Task objective:
Select all lines in the records that include "this".

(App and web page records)
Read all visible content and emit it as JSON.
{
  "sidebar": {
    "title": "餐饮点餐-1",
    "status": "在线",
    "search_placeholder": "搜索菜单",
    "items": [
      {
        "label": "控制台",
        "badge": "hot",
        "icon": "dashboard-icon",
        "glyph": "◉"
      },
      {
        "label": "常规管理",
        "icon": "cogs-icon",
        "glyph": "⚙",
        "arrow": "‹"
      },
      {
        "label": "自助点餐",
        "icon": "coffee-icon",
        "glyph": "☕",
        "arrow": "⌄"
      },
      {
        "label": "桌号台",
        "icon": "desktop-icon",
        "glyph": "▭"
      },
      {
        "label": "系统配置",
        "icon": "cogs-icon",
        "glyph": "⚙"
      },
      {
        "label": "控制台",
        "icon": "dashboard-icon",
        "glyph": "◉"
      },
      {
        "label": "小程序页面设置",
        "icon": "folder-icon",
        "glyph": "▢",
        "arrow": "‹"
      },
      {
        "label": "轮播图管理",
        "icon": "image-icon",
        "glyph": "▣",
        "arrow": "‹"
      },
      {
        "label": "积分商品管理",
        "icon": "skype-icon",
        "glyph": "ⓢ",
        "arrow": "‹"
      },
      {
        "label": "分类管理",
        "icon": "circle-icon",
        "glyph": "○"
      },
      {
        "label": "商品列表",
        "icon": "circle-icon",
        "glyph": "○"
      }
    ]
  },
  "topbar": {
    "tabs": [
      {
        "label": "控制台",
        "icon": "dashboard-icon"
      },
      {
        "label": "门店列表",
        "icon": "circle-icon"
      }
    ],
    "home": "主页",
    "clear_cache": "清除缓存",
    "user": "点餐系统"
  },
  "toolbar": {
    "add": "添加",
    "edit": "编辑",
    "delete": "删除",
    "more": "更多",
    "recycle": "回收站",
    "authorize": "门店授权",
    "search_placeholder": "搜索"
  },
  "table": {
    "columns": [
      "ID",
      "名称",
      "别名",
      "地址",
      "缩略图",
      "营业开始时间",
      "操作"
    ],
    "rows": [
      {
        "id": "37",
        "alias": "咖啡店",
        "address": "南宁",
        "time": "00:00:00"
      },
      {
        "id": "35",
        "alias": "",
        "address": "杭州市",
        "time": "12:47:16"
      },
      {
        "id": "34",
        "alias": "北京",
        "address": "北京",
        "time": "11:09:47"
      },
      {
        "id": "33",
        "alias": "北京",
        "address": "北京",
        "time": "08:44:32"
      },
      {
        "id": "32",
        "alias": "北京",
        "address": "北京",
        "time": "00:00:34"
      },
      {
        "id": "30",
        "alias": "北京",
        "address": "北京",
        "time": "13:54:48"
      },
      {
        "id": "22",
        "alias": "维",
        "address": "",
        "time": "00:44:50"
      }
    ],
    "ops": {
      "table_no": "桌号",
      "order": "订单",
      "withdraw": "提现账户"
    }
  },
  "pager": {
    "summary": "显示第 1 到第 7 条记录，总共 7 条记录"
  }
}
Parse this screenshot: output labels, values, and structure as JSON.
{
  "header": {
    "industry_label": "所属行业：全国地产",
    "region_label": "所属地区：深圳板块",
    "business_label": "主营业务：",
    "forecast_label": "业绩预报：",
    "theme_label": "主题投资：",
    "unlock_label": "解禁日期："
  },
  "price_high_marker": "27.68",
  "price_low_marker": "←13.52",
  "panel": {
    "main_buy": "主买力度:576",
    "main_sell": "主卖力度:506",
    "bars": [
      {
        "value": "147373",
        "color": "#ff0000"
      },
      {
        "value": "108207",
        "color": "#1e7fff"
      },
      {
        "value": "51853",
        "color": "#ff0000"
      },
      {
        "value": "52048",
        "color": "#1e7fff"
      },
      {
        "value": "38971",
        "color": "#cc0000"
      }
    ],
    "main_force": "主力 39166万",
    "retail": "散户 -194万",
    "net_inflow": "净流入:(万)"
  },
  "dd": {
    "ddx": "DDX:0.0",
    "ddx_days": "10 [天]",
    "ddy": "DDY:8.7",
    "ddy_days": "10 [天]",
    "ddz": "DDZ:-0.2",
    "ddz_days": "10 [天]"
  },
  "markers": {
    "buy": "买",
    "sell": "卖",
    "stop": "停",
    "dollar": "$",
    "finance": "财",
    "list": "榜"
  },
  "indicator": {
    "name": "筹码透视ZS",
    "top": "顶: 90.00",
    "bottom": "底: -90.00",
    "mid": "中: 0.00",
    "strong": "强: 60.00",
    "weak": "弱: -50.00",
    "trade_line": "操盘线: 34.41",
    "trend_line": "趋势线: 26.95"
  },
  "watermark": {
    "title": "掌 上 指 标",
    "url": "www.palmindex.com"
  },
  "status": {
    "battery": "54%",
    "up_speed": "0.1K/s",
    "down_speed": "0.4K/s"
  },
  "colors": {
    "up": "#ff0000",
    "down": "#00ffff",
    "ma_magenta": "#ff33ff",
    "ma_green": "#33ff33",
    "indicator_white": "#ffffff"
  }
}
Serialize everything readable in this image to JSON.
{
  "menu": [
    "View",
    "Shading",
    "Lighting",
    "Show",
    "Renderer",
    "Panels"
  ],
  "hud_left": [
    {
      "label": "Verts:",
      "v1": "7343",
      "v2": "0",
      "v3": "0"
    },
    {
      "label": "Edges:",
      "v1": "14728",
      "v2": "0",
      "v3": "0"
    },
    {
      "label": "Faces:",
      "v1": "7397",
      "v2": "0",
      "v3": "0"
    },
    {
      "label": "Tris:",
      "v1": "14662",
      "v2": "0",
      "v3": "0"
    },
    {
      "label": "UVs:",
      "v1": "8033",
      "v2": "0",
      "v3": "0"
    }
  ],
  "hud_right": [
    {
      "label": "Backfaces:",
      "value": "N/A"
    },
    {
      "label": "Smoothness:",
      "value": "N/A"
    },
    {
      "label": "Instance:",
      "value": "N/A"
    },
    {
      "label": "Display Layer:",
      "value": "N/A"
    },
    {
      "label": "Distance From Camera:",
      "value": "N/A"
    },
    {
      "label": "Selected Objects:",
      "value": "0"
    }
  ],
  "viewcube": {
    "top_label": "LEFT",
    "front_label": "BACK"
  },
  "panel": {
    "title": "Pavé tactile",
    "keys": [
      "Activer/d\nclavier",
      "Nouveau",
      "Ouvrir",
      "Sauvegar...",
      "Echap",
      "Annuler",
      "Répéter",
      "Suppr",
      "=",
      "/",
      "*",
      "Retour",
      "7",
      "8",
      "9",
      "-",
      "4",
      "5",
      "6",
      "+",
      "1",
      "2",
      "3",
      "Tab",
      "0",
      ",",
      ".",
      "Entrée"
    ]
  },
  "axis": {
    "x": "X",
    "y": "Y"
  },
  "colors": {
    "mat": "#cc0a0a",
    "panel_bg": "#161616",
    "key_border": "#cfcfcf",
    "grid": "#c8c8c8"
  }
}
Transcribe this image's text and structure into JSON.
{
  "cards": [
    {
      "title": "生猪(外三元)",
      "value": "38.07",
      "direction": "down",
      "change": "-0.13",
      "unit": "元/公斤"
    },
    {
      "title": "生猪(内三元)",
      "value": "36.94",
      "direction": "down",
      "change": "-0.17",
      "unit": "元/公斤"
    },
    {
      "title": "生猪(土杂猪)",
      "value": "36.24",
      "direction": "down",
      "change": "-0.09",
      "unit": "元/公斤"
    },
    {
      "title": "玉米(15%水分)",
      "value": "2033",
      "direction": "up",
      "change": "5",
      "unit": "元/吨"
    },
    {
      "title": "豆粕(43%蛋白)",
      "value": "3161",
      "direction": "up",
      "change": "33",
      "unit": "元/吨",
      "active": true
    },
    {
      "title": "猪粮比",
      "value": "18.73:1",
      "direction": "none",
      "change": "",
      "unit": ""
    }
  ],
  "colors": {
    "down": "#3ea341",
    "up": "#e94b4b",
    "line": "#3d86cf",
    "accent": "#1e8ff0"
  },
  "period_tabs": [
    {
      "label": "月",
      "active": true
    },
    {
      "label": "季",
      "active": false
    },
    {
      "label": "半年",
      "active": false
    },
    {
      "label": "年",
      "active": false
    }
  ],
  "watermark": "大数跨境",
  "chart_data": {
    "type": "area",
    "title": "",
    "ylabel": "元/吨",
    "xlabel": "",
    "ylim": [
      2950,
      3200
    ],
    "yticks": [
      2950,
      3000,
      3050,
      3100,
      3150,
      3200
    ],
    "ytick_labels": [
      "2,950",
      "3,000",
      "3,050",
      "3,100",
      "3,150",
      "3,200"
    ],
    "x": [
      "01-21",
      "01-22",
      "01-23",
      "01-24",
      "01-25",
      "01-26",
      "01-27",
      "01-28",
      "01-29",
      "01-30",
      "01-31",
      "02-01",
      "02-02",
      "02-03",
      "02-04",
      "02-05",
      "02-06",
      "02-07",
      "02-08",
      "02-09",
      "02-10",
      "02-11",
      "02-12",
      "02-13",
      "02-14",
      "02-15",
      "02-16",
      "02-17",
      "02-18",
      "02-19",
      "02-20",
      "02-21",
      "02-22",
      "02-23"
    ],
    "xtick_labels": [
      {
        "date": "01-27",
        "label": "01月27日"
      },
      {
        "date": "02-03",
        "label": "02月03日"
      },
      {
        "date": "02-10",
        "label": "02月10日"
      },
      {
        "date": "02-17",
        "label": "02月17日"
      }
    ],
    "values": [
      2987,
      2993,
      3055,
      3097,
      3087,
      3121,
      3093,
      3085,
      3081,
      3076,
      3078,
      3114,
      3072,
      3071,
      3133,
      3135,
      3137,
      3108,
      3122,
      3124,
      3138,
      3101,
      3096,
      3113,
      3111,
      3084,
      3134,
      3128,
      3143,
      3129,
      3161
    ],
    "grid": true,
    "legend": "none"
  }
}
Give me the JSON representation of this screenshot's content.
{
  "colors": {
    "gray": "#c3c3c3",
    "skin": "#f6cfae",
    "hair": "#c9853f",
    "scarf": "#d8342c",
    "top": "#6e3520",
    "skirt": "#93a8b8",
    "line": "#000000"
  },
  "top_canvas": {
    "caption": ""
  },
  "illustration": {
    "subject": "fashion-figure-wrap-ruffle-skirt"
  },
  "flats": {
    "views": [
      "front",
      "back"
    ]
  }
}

Result of the exercise:
Parse this screenshot: output labels, values, and structure as JSON.
Serialize everything readable in this image to JSON.
Transcribe this image's text and structure into JSON.
Give me the JSON representation of this screenshot's content.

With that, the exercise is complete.